Drayage Truck Regulation to transition to zero-emission operation.
Timeframe for Board consideration (estimated)
Description of approach
Amend the existing Drayage Truck Regulation, or adopt a new regulation, to direct a transition to zero-emission operations, beginning 2026-2028. CARB’s current. Truck and Bus regulation contains requirements for existing trucks to have an engine meeting 2010 or newer emissions standards, with full implementation in 2023. The new drayage truck regulation would establish a schedule for phasing in the use of zero-emission technology. Options to be considered include, but are not limited to, requirements for full zero-emission technology (e.g., a battery or fuel-cell electric short-haul truck) and zero-emission mile capability (e.g., a natural gas-electric hybrid that could drive interstate but switch to zero-emission electric mode while operating in impacted communities). CARB staff would also consider the opportunities to prioritize the earliest implementation in the communities most impacted by air pollution.
This action could achieve moderate reductions in toxic and criteria pollutant emissions beginning in 2026, or earlier if drayage truck fleets choose to invest early in technology for long-term compliance (likely motivated by port rate structures and incentives), with significant reductions of toxic, criteria, and greenhouse gas pollutants expected after full implementation. These reductions would provide critical benefits to reduce community health risk, fulfill State Implementation Plan commitments to attain federal air quality standards, and meet greenhouse gas targets.
- Return on investment
- Demonstrations underway
- Cost & innovative financing
- Preferred access (ports, I-710)
- CARB Drayage Truck Regulatory Activities
- CARB Truck and Bus Regulation

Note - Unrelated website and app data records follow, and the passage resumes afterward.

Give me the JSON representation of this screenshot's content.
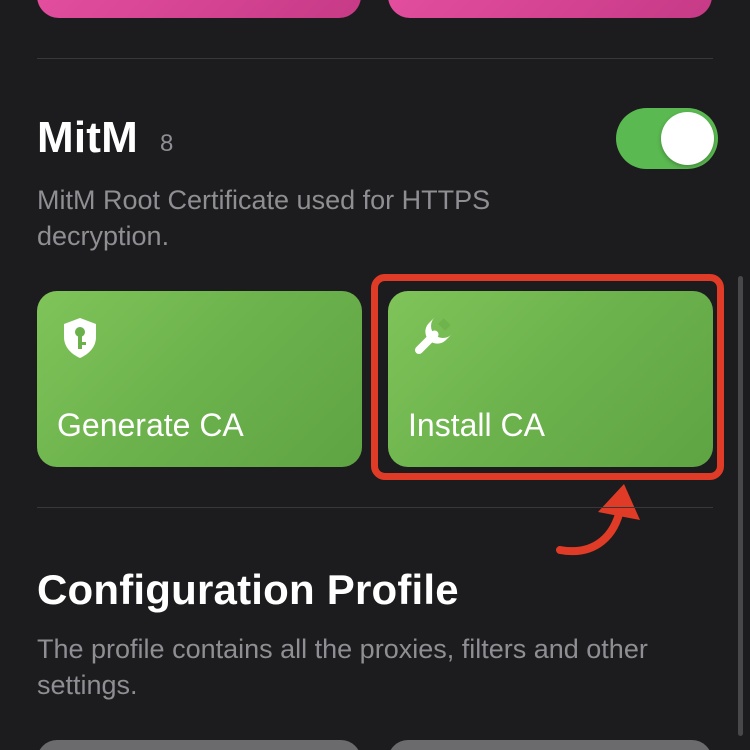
{
  "colors": {
    "background": "#1c1c1e",
    "tile_green": "#6ab04b",
    "tile_pink": "#e54fa0",
    "toggle_on": "#5ab950",
    "highlight_red": "#e03b26",
    "secondary_text": "#8e8e93"
  },
  "mitm": {
    "title": "MitM",
    "count": "8",
    "toggle_on": true,
    "description": "MitM Root Certificate used for HTTPS decryption.",
    "actions": [
      {
        "label": "Generate CA",
        "icon": "shield-key-icon"
      },
      {
        "label": "Install CA",
        "icon": "wrench-icon"
      }
    ]
  },
  "profile": {
    "title": "Configuration Profile",
    "description": "The profile contains all the proxies, filters and other settings."
  },
  "annotation": {
    "highlighted": "Install CA",
    "arrow_icon": "curved-arrow-icon"
  }
}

- CARB Technology and Fuel Assessments
Background of these actions can be found in the Minimizing Community Health Impacts from Freight page.